TASK PROMPT | Copy out the data below, all of it, exactly.

[DATASET CONTENT]

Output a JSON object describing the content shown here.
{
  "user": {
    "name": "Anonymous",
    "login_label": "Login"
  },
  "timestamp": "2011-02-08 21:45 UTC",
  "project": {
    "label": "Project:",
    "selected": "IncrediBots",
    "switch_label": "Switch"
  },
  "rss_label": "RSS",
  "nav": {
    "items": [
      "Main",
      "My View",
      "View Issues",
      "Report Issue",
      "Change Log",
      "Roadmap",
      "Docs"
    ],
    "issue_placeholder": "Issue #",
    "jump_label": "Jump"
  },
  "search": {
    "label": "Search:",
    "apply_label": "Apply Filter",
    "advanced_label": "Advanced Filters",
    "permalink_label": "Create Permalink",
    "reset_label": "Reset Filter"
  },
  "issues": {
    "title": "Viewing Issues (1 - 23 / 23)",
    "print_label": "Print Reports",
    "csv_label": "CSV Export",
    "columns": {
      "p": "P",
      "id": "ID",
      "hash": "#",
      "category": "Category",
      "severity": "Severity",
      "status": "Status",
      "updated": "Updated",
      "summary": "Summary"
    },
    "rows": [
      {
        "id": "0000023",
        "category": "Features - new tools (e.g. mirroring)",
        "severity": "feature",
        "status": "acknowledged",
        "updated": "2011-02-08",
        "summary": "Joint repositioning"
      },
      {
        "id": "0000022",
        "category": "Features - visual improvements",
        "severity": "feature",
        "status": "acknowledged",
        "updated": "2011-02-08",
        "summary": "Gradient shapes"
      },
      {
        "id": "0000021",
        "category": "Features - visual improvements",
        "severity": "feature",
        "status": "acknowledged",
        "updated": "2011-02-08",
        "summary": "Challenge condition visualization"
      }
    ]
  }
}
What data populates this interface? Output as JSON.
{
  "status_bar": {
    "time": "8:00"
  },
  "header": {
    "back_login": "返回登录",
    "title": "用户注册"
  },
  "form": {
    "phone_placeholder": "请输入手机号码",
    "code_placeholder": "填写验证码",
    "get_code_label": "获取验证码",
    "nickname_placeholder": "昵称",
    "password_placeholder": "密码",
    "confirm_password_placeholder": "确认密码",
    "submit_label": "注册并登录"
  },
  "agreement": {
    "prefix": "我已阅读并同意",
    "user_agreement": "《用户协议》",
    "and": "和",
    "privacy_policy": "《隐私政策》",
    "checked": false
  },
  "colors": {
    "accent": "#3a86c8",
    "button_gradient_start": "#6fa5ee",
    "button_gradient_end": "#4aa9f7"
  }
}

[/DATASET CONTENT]

REPLY TO THE EXERCISE |
Output a JSON object describing the content shown here.
{
  "user": {
    "name": "Anonymous",
    "login_label": "Login"
  },
  "timestamp": "2011-02-08 21:45 UTC",
  "project": {
    "label": "Project:",
    "selected": "IncrediBots",
    "switch_label": "Switch"
  },
  "rss_label": "RSS",
  "nav": {
    "items": [
      "Main",
      "My View",
      "View Issues",
      "Report Issue",
      "Change Log",
      "Roadmap",
      "Docs"
    ],
    "issue_placeholder": "Issue #",
    "jump_label": "Jump"
  },
  "search": {
    "label": "Search:",
    "apply_label": "Apply Filter",
    "advanced_label": "Advanced Filters",
    "permalink_label": "Create Permalink",
    "reset_label": "Reset Filter"
  },
  "issues": {
    "title": "Viewing Issues (1 - 23 / 23)",
    "print_label": "Print Reports",
    "csv_label": "CSV Export",
    "columns": {
      "p": "P",
      "id": "ID",
      "hash": "#",
      "category": "Category",
      "severity": "Severity",
      "status": "Status",
      "updated": "Updated",
      "summary": "Summary"
    },
    "rows": [
      {
        "id": "0000023",
        "category": "Features - new tools (e.g. mirroring)",
        "severity": "feature",
        "status": "acknowledged",
        "updated": "2011-02-08",
        "summary": "Joint repositioning"
      },
      {
        "id": "0000022",
        "category": "Features - visual improvements",
        "severity": "feature",
        "status": "acknowledged",
        "updated": "2011-02-08",
        "summary": "Gradient shapes"
      },
      {
        "id": "0000021",
        "category": "Features - visual improvements",
        "severity": "feature",
        "status": "acknowledged",
        "updated": "2011-02-08",
        "summary": "Challenge condition visualization"
      }
    ]
  }
}
What data populates this interface? Output as JSON.
{
  "status_bar": {
    "time": "8:00"
  },
  "header": {
    "back_login": "返回登录",
    "title": "用户注册"
  },
  "form": {
    "phone_placeholder": "请输入手机号码",
    "code_placeholder": "填写验证码",
    "get_code_label": "获取验证码",
    "nickname_placeholder": "昵称",
    "password_placeholder": "密码",
    "confirm_password_placeholder": "确认密码",
    "submit_label": "注册并登录"
  },
  "agreement": {
    "prefix": "我已阅读并同意",
    "user_agreement": "《用户协议》",
    "and": "和",
    "privacy_policy": "《隐私政策》",
    "checked": false
  },
  "colors": {
    "accent": "#3a86c8",
    "button_gradient_start": "#6fa5ee",
    "button_gradient_end": "#4aa9f7"
  }
}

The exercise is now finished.